■ **EXERCISE AIM**:
Below are the records; copy every line in them that holds the string "bytes".

■ **Collected data entries**:
==*==

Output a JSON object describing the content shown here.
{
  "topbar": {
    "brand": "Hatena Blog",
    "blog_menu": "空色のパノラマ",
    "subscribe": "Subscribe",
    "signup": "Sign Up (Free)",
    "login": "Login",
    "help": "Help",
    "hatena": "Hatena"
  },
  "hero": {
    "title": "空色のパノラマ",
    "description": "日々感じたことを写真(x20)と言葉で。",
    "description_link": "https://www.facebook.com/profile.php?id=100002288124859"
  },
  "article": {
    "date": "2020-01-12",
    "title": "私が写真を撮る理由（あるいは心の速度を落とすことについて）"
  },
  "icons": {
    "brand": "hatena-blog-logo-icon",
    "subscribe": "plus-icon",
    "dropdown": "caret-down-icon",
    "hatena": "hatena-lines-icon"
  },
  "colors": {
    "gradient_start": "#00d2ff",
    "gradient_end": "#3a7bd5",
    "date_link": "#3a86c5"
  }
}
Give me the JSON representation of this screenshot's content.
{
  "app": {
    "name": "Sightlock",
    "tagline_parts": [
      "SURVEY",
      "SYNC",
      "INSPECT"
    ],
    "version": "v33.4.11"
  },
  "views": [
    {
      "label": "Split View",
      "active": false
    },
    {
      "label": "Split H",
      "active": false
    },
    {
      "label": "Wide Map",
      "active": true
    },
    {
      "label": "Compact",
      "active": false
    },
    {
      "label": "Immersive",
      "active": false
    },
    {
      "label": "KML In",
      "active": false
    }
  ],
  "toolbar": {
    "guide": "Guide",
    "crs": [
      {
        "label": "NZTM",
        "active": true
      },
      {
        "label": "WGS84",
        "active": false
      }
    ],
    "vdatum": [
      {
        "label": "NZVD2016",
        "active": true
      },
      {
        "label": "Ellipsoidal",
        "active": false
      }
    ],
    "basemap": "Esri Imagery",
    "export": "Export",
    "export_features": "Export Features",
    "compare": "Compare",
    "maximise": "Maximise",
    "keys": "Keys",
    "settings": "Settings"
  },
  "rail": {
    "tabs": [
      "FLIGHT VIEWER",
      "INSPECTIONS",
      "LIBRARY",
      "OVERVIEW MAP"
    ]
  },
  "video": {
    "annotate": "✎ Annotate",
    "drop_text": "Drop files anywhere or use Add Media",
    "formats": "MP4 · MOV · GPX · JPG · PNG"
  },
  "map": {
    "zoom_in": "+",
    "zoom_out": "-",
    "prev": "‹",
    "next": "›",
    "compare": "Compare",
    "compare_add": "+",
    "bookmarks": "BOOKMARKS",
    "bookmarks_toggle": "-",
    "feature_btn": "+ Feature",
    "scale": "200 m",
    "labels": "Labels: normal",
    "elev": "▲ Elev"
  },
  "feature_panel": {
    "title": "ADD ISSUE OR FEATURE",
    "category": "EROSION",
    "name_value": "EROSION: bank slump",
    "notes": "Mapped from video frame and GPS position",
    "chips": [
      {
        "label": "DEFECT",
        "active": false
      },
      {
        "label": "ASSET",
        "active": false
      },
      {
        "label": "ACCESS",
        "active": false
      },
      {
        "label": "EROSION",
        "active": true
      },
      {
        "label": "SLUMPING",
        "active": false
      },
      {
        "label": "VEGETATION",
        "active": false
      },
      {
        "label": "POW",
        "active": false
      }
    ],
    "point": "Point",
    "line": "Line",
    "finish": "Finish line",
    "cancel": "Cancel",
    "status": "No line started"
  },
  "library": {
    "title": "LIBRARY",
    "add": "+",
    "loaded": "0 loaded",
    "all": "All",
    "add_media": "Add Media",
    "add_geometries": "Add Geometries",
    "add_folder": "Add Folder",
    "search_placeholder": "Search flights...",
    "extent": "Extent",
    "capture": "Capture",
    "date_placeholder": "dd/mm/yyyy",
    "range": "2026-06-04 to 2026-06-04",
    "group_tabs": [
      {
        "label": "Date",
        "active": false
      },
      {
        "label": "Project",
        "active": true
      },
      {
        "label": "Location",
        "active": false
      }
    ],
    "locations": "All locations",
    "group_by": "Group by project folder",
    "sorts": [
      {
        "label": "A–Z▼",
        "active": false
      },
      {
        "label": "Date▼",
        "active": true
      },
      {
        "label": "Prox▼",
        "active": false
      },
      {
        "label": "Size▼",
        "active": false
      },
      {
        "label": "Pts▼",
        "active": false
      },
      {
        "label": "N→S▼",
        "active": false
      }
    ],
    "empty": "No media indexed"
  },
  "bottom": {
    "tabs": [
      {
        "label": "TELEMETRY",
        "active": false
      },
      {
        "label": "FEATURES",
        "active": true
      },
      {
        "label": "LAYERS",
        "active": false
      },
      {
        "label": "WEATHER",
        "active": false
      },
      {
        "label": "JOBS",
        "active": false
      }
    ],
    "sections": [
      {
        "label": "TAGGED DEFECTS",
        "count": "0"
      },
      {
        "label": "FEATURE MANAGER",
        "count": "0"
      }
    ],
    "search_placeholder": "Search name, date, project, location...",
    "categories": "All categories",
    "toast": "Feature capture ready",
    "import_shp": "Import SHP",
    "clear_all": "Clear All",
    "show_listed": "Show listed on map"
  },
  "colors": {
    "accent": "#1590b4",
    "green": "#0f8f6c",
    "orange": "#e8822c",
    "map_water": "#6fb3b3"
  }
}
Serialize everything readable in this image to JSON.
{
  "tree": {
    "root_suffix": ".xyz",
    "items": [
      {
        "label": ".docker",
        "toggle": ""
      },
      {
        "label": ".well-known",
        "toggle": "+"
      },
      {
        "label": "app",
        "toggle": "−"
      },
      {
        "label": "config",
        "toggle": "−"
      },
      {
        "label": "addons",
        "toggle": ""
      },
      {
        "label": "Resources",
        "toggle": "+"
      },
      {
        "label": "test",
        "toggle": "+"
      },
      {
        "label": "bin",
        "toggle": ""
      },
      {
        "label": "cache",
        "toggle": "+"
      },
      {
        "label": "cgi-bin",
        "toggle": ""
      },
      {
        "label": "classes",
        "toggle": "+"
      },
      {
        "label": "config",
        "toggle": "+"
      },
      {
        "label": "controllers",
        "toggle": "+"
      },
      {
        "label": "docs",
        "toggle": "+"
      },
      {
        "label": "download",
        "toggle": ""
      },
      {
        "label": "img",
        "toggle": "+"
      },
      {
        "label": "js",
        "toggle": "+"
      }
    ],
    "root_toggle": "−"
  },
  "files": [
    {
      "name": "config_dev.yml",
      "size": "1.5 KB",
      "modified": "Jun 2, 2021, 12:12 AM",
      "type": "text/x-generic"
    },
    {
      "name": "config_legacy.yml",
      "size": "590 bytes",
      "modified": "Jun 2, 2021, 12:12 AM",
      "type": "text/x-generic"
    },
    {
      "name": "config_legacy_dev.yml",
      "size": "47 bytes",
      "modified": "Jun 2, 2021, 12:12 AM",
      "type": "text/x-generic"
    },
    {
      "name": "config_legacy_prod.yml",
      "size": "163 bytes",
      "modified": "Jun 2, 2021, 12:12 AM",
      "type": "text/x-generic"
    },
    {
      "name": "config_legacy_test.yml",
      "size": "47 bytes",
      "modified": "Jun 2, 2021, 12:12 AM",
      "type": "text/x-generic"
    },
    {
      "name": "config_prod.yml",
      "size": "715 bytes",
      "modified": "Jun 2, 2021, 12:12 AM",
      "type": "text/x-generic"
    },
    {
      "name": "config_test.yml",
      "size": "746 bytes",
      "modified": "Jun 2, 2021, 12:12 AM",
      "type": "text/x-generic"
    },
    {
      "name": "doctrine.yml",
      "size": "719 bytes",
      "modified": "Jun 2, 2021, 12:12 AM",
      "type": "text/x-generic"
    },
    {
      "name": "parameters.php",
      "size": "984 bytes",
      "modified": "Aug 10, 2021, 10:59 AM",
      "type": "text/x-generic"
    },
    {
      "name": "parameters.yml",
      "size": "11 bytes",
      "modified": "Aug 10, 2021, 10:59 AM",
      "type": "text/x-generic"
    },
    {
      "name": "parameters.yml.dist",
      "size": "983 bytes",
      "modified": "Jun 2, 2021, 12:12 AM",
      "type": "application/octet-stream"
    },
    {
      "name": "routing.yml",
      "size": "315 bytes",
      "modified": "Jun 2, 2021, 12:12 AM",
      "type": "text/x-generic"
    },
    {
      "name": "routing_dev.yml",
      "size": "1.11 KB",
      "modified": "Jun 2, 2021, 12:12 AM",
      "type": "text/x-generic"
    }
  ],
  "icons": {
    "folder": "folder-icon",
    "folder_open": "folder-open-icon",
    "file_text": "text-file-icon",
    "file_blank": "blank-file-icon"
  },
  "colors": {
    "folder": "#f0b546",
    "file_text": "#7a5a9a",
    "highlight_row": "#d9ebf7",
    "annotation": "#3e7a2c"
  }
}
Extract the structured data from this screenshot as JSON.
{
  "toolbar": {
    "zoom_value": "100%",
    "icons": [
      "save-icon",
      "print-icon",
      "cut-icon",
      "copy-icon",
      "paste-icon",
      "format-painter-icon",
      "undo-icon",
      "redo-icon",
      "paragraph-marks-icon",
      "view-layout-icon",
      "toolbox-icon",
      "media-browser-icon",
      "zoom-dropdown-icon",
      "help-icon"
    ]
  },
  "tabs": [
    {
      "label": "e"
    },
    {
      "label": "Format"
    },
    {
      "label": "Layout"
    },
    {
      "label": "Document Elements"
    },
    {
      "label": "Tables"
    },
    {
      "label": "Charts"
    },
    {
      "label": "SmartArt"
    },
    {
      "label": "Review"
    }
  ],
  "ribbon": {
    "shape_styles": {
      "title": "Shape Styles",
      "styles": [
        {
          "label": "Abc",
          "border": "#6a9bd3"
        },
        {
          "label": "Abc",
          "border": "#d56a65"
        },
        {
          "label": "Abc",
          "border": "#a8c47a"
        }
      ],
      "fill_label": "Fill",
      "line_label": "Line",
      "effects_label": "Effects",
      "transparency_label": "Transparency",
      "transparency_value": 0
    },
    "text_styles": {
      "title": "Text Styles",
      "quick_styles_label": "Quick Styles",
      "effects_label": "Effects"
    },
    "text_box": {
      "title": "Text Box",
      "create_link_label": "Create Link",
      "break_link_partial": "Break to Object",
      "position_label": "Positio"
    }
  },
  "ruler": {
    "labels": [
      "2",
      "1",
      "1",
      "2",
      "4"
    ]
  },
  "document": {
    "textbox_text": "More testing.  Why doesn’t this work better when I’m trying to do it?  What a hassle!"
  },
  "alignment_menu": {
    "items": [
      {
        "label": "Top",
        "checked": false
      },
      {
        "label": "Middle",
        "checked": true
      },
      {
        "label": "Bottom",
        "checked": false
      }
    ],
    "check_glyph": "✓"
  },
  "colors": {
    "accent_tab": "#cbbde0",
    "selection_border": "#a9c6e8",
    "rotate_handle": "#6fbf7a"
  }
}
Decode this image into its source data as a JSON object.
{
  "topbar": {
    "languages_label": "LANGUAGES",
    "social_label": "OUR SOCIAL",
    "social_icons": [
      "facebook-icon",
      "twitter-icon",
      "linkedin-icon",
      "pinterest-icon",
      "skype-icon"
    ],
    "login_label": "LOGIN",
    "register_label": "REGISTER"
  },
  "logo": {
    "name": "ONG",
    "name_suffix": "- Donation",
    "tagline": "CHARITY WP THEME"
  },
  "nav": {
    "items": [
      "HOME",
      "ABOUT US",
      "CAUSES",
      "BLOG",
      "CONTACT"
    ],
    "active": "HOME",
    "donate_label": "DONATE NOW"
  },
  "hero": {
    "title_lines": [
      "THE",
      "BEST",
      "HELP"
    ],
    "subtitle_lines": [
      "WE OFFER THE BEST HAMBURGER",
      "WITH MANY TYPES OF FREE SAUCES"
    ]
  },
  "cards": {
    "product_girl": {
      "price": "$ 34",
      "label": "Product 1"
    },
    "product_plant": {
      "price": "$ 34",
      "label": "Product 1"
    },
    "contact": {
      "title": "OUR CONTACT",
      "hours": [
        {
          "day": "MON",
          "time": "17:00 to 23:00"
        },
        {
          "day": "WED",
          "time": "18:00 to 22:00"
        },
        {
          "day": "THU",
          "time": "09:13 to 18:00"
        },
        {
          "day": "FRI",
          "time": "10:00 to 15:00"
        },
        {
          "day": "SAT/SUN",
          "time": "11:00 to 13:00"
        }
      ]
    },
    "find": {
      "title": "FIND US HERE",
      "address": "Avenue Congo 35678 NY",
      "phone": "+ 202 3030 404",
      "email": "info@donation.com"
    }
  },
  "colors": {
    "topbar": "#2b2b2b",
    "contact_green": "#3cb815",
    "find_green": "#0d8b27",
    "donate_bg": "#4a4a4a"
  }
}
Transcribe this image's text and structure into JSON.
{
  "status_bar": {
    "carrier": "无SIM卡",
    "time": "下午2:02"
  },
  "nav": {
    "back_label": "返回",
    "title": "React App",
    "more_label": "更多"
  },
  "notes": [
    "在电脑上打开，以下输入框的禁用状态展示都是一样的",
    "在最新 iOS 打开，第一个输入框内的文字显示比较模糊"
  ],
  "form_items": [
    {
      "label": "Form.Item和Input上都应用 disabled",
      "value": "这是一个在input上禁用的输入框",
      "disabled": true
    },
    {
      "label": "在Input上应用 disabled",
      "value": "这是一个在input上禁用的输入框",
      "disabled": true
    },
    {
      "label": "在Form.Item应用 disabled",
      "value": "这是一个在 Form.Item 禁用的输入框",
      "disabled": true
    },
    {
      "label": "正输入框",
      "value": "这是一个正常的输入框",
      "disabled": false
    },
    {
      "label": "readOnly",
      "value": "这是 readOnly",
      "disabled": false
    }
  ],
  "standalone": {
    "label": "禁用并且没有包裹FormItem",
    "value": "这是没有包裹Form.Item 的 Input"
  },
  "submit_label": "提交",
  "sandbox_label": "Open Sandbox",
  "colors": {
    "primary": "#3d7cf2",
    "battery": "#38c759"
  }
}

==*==

■ **SOLUTION TO THE EXERCISE**:
      "size": "590 bytes",
      "size": "47 bytes",
      "size": "163 bytes",
      "size": "47 bytes",
      "size": "715 bytes",
      "size": "746 bytes",
      "size": "719 bytes",
      "size": "984 bytes",
      "size": "11 bytes",
      "size": "983 bytes",
      "size": "315 bytes",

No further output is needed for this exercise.